If the proposals are approved, they would have a significant impact on various aspects. Firstly, there would be an expansion of access to career technical education, allowing more individuals to acquire the necessary skills and knowledge for their chosen career paths. This would open up opportunities for personal and professional growth.
Additionally, the proposals aim to address the issue of violence by funding community-driven solutions. By investing in initiatives that are driven by the local community, it is hoped that effective strategies can be implemented to reduce violence and create safer environments for all.
Furthermore, the proposals seek to support individuals with criminal records by eliminating occupational licensing fees. This would remove barriers for these individuals when seeking employment, enabling them to pursue meaningful careers and contribute to society.
Moreover, the proposals include funding for programs that target specific areas such as increasing life expectancy, improving educational outcomes, and lifting certain groups out of poverty. These initiatives would have a direct impact on the well-being and quality of life of individuals, fostering a more equitable society.
Overall, if these proposals are implemented, they have the potential to bring about positive change and support the advancement of various societal goals.
Opposition is expected for some of the measures, as they would involve amending the state constitution. In fact, a proposal to ban involuntary servitude was voted down by the Democrat-controlled state Senate in 2022. Additionally, Governor Gavin Newsom, who is a Democrat, has been hesitant to impose limitations on solitary confinement for prison inmates.
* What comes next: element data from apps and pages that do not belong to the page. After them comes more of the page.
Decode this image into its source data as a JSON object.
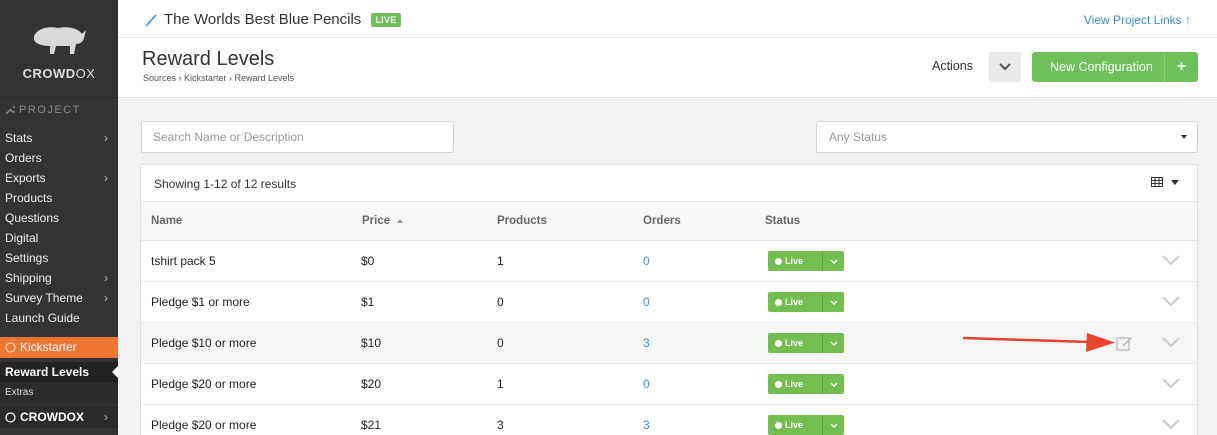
{
  "brand": {
    "name_bold": "CROWD",
    "name_thin": "OX",
    "name_bold2": ""
  },
  "sidebar": {
    "section_label": "PROJECT",
    "items": [
      {
        "label": "Stats",
        "has_submenu": true
      },
      {
        "label": "Orders",
        "has_submenu": false
      },
      {
        "label": "Exports",
        "has_submenu": true
      },
      {
        "label": "Products",
        "has_submenu": false
      },
      {
        "label": "Questions",
        "has_submenu": false
      },
      {
        "label": "Digital",
        "has_submenu": false
      },
      {
        "label": "Settings",
        "has_submenu": false
      },
      {
        "label": "Shipping",
        "has_submenu": true
      },
      {
        "label": "Survey Theme",
        "has_submenu": true
      },
      {
        "label": "Launch Guide",
        "has_submenu": false
      }
    ],
    "source_label": "Kickstarter",
    "source_items": [
      {
        "label": "Reward Levels",
        "active": true
      },
      {
        "label": "Extras",
        "active": false
      }
    ],
    "footer_brand": "CROWDOX"
  },
  "topbar": {
    "project_name": "The Worlds Best Blue Pencils",
    "live_badge": "LIVE",
    "view_links": "View Project Links ↑"
  },
  "header": {
    "title": "Reward Levels",
    "breadcrumb": "Sources  ›  Kickstarter  ›  Reward Levels",
    "actions_label": "Actions",
    "new_config_label": "New Configuration",
    "new_config_plus": "+"
  },
  "filters": {
    "search_placeholder": "Search Name or Description",
    "status_placeholder": "Any Status"
  },
  "table": {
    "results_text": "Showing 1-12 of 12 results",
    "columns": [
      "Name",
      "Price",
      "Products",
      "Orders",
      "Status"
    ],
    "sorted_column": "Price",
    "rows": [
      {
        "name": "tshirt pack 5",
        "price": "$0",
        "products": "1",
        "orders": "0",
        "status": "Live"
      },
      {
        "name": "Pledge $1 or more",
        "price": "$1",
        "products": "0",
        "orders": "0",
        "status": "Live"
      },
      {
        "name": "Pledge $10 or more",
        "price": "$10",
        "products": "0",
        "orders": "3",
        "status": "Live"
      },
      {
        "name": "Pledge $20 or more",
        "price": "$20",
        "products": "1",
        "orders": "0",
        "status": "Live"
      },
      {
        "name": "Pledge $20 or more",
        "price": "$21",
        "products": "3",
        "orders": "3",
        "status": "Live"
      }
    ]
  },
  "colors": {
    "sidebar_bg": "#333333",
    "accent_orange": "#f07633",
    "accent_green": "#6fc05a",
    "link_blue": "#3a8fd0",
    "annotation_red": "#e8442e"
  }
}
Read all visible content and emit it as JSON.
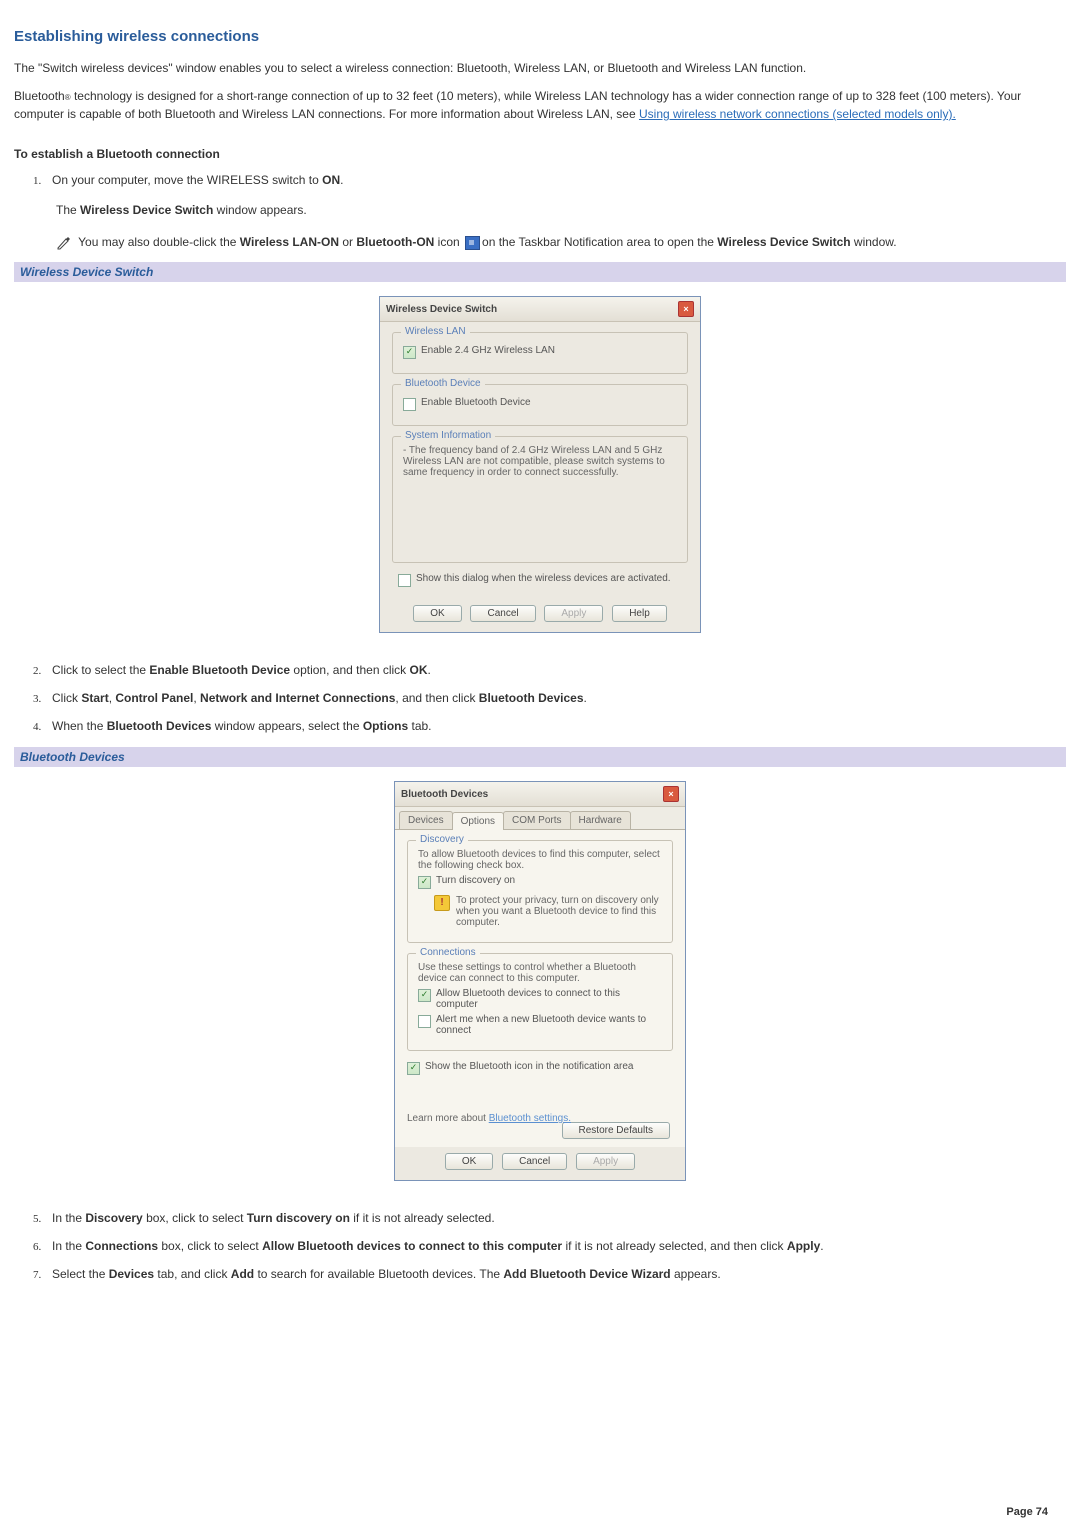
{
  "title": "Establishing wireless connections",
  "para1": "The \"Switch wireless devices\" window enables you to select a wireless connection: Bluetooth, Wireless LAN, or Bluetooth and Wireless LAN function.",
  "para2_pre": "Bluetooth",
  "para2_sub": "®",
  "para2_post": " technology is designed for a short-range connection of up to 32 feet (10 meters), while Wireless LAN technology has a wider connection range of up to 328 feet (100 meters). Your computer is capable of both Bluetooth and Wireless LAN connections. For more information about Wireless LAN, see ",
  "link1": "Using wireless network connections (selected models only).",
  "h_bt": "To establish a Bluetooth connection",
  "s1a": "On your computer, move the WIRELESS switch to ",
  "s1b": "ON",
  "s1c": ".",
  "s1_sub_a": "The ",
  "s1_sub_b": "Wireless Device Switch",
  "s1_sub_c": " window appears.",
  "note_a": " You may also double-click the ",
  "note_b": "Wireless LAN-ON",
  "note_c": " or ",
  "note_d": "Bluetooth-ON",
  "note_e": " icon ",
  "note_f": "on the Taskbar Notification area to open the ",
  "note_g": "Wireless Device Switch",
  "note_h": " window.",
  "cap1": "Wireless Device Switch",
  "dlg1": {
    "title": "Wireless Device Switch",
    "g1": "Wireless LAN",
    "c1": "Enable 2.4 GHz Wireless LAN",
    "g2": "Bluetooth Device",
    "c2": "Enable Bluetooth Device",
    "g3": "System Information",
    "info": "- The frequency band of 2.4 GHz Wireless LAN and 5 GHz Wireless LAN are not compatible, please switch systems to same frequency in order to connect successfully.",
    "show": "Show this dialog when the wireless devices are activated.",
    "ok": "OK",
    "cancel": "Cancel",
    "apply": "Apply",
    "help": "Help"
  },
  "s2a": "Click to select the ",
  "s2b": "Enable Bluetooth Device",
  "s2c": " option, and then click ",
  "s2d": "OK",
  "s2e": ".",
  "s3a": "Click ",
  "s3b": "Start",
  "s3c": ", ",
  "s3d": "Control Panel",
  "s3e": ", ",
  "s3f": "Network and Internet Connections",
  "s3g": ", and then click ",
  "s3h": "Bluetooth Devices",
  "s3i": ".",
  "s4a": "When the ",
  "s4b": "Bluetooth Devices",
  "s4c": " window appears, select the ",
  "s4d": "Options",
  "s4e": " tab.",
  "cap2": "Bluetooth Devices",
  "dlg2": {
    "title": "Bluetooth Devices",
    "tabs": [
      "Devices",
      "Options",
      "COM Ports",
      "Hardware"
    ],
    "g1": "Discovery",
    "d1": "To allow Bluetooth devices to find this computer, select the following check box.",
    "d2": "Turn discovery on",
    "d3": "To protect your privacy, turn on discovery only when you want a Bluetooth device to find this computer.",
    "g2": "Connections",
    "c1": "Use these settings to control whether a Bluetooth device can connect to this computer.",
    "c2": "Allow Bluetooth devices to connect to this computer",
    "c3": "Alert me when a new Bluetooth device wants to connect",
    "show": "Show the Bluetooth icon in the notification area",
    "learn": "Learn more about ",
    "learnlink": "Bluetooth settings.",
    "restore": "Restore Defaults",
    "ok": "OK",
    "cancel": "Cancel",
    "apply": "Apply"
  },
  "s5a": "In the ",
  "s5b": "Discovery",
  "s5c": " box, click to select ",
  "s5d": "Turn discovery on",
  "s5e": " if it is not already selected.",
  "s6a": "In the ",
  "s6b": "Connections",
  "s6c": " box, click to select ",
  "s6d": "Allow Bluetooth devices to connect to this computer",
  "s6e": " if it is not already selected, and then click ",
  "s6f": "Apply",
  "s6g": ".",
  "s7a": "Select the ",
  "s7b": "Devices",
  "s7c": " tab, and click ",
  "s7d": "Add",
  "s7e": " to search for available Bluetooth devices. The ",
  "s7f": "Add Bluetooth Device Wizard",
  "s7g": " appears.",
  "page": "Page 74"
}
State Senator Steven Bradford, a Democrat from Gardena, expressed during a press conference on Thursday that the Black caucus’ priority list does not prevent individual lawmakers from proposing further reparations legislation. He emphasized that while the path may be arduous and lengthy, it will undoubtedly be worthwhile.
“This moment is not just significant in the history of California, but also in the history of America,” expressed Bradford, a member of the state task force on reparations consisting of nine individuals.
Advocates who believe that the 14 proposals don’t go far enough are already voicing their criticism.
Chris Lodgson, a member of the Coalition for a Just and Equitable California, played a crucial role in advocating for the establishment of the reparations task force. According to Lodgson, the proposals being put forward do not meet the criteria to be considered genuine reparations.
“He expressed his disappointment, stating that none of the proposals on the list would provide housing for any unhoused descendants. Furthermore, he emphasized that struggling single mothers, who are also descendants, would not receive any assistance. Additionally, he pointed out the lack of repayment for the existing debt.”
California became a free state in 1850, but despite this, it allowed slavery and implemented policies that hindered Black individuals from owning homes and establishing businesses. The state subjected Black communities to intense policing and subjected their neighborhoods to pollution, as highlighted in a groundbreaking report published by the committee.